The theme in the markets this morning is a return of risk appetite. The US government has bailed out Bank of America for the second time, reminding investors that they are still here and ready to help the banking sector. BoA received another $20B to ease their absorption of Merrill Lynch. So far, they have received $138B in government aid even though their market cap is only approximately $50B. The additional funds provided to BoA is the only reason why the dollar is rallying against the Japanese Yen and why we are seeing a recovery in all of the higher yielding pairs such as the EUR/USD and GBP/USD.
As for this morning's economic data, consumer prices continued to fall, foreign demand of dollar denominated investments was the weakest since September 2007 and industrial production fell for the fourth time in five months. The overwhelmingly dollar bearish news only had a limited impact on the dollar because much of the bad news has already been baked in. Most people are expecting a weak set of economic data this month. The bigger surprises will come from earnings which is why we are keeping a close eye on equities.

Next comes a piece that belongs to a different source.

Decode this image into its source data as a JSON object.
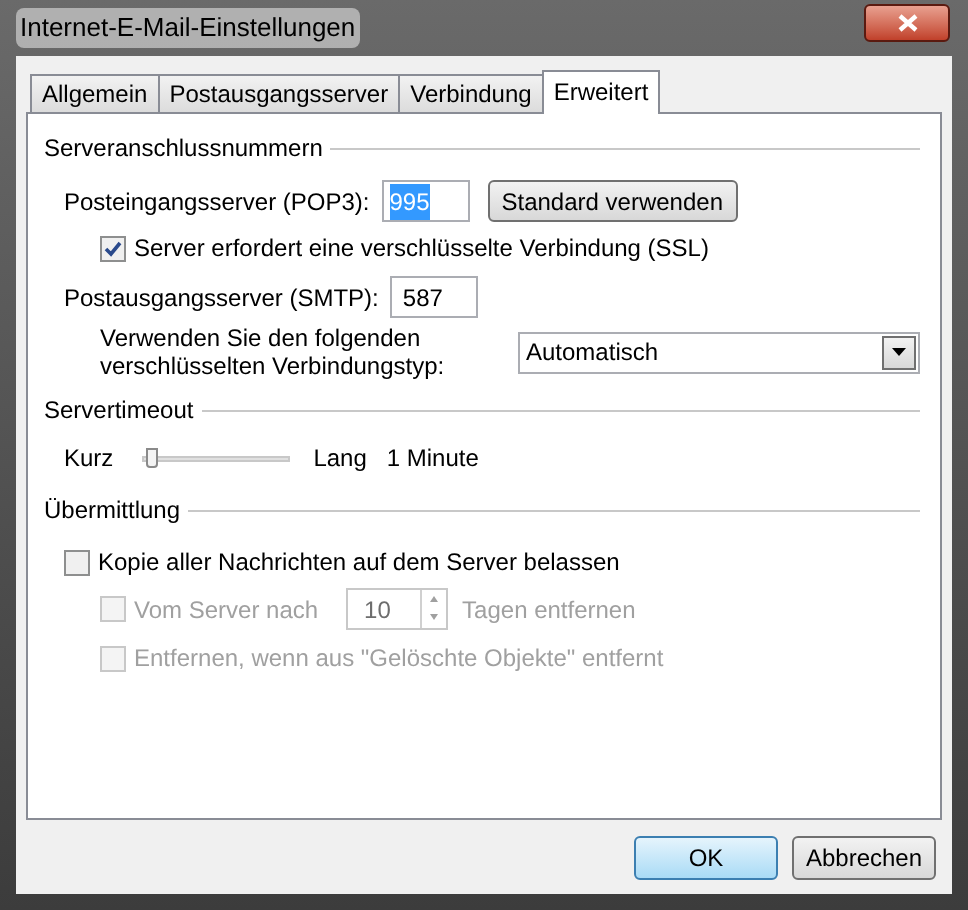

Taking a look at the data in more detail, headline consumer prices dropped 0.7 percent last month while core prices held steady. The annualized pace of CPI growth slowed to 0.1 percent. This is smallest increase in consumer prices that we have seen in 54 years. Discounts on clothing and lower gasoline prices have driven inflation lower. For the Federal Reserve, this will support their plans to keep interest rates at ultra low levels for at least the next 6 months. In terms of the Treasury International Capital flow report, net long term flows declined by $21.7B. The numbers show that China is still buying US assets, but at an increasingly slower pace. Japan was a net seller but in general, we saw a large exodus out of all debt instruments including treasuries, corporate and agency bonds. Clearly the dollar's low yield is turning foreign investors away. The manufacturing sector still has its problems as indicated by the 2 percent decline in industrial production. The US economy and will remain weak but what is mattering these days is risk appetite.